*** Data for processing Section Begins ***

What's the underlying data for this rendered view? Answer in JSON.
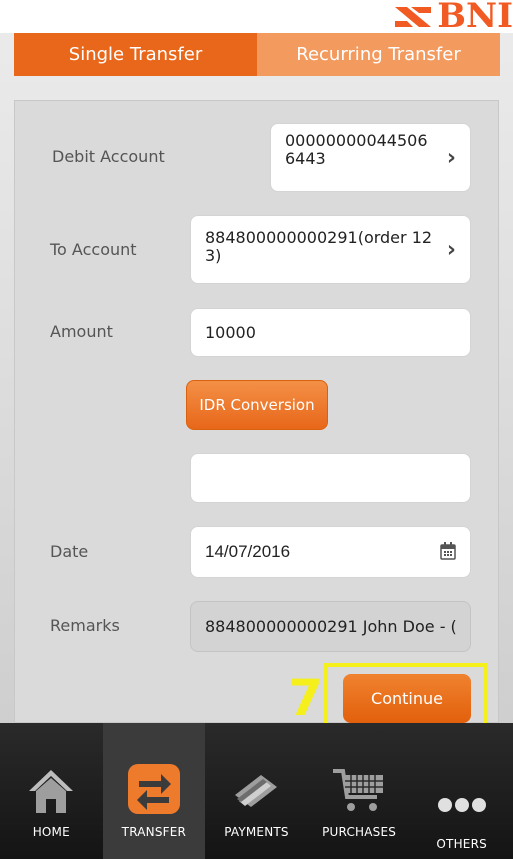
{
  "brand": {
    "name": "BNI"
  },
  "tabs": [
    {
      "label": "Single Transfer",
      "active": true
    },
    {
      "label": "Recurring Transfer",
      "active": false
    }
  ],
  "form": {
    "debit_account": {
      "label": "Debit Account",
      "value": "000000000445066443"
    },
    "to_account": {
      "label": "To Account",
      "value": "884800000000291(order 123)"
    },
    "amount": {
      "label": "Amount",
      "value": "10000"
    },
    "idr_conversion_label": "IDR Conversion",
    "conversion_value": "",
    "date": {
      "label": "Date",
      "value": "14/07/2016"
    },
    "remarks": {
      "label": "Remarks",
      "value": "884800000000291 John Doe - ("
    }
  },
  "continue_label": "Continue",
  "step_number": "7",
  "bottom_nav": [
    {
      "label": "HOME",
      "icon": "home-icon",
      "active": false
    },
    {
      "label": "TRANSFER",
      "icon": "transfer-icon",
      "active": true
    },
    {
      "label": "PAYMENTS",
      "icon": "payments-icon",
      "active": false
    },
    {
      "label": "PURCHASES",
      "icon": "cart-icon",
      "active": false
    },
    {
      "label": "OTHERS",
      "icon": "more-icon",
      "active": false
    }
  ],
  "colors": {
    "accent": "#e8671a",
    "accent_light": "#f39a5f",
    "highlight": "#f5ef1b"
  }
}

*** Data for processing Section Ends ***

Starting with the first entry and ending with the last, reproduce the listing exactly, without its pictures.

Output for this task:
What's the underlying data for this rendered view? Answer in JSON.
{
  "brand": {
    "name": "BNI"
  },
  "tabs": [
    {
      "label": "Single Transfer",
      "active": true
    },
    {
      "label": "Recurring Transfer",
      "active": false
    }
  ],
  "form": {
    "debit_account": {
      "label": "Debit Account",
      "value": "000000000445066443"
    },
    "to_account": {
      "label": "To Account",
      "value": "884800000000291(order 123)"
    },
    "amount": {
      "label": "Amount",
      "value": "10000"
    },
    "idr_conversion_label": "IDR Conversion",
    "conversion_value": "",
    "date": {
      "label": "Date",
      "value": "14/07/2016"
    },
    "remarks": {
      "label": "Remarks",
      "value": "884800000000291 John Doe - ("
    }
  },
  "continue_label": "Continue",
  "step_number": "7",
  "bottom_nav": [
    {
      "label": "HOME",
      "icon": "home-icon",
      "active": false
    },
    {
      "label": "TRANSFER",
      "icon": "transfer-icon",
      "active": true
    },
    {
      "label": "PAYMENTS",
      "icon": "payments-icon",
      "active": false
    },
    {
      "label": "PURCHASES",
      "icon": "cart-icon",
      "active": false
    },
    {
      "label": "OTHERS",
      "icon": "more-icon",
      "active": false
    }
  ],
  "colors": {
    "accent": "#e8671a",
    "accent_light": "#f39a5f",
    "highlight": "#f5ef1b"
  }
}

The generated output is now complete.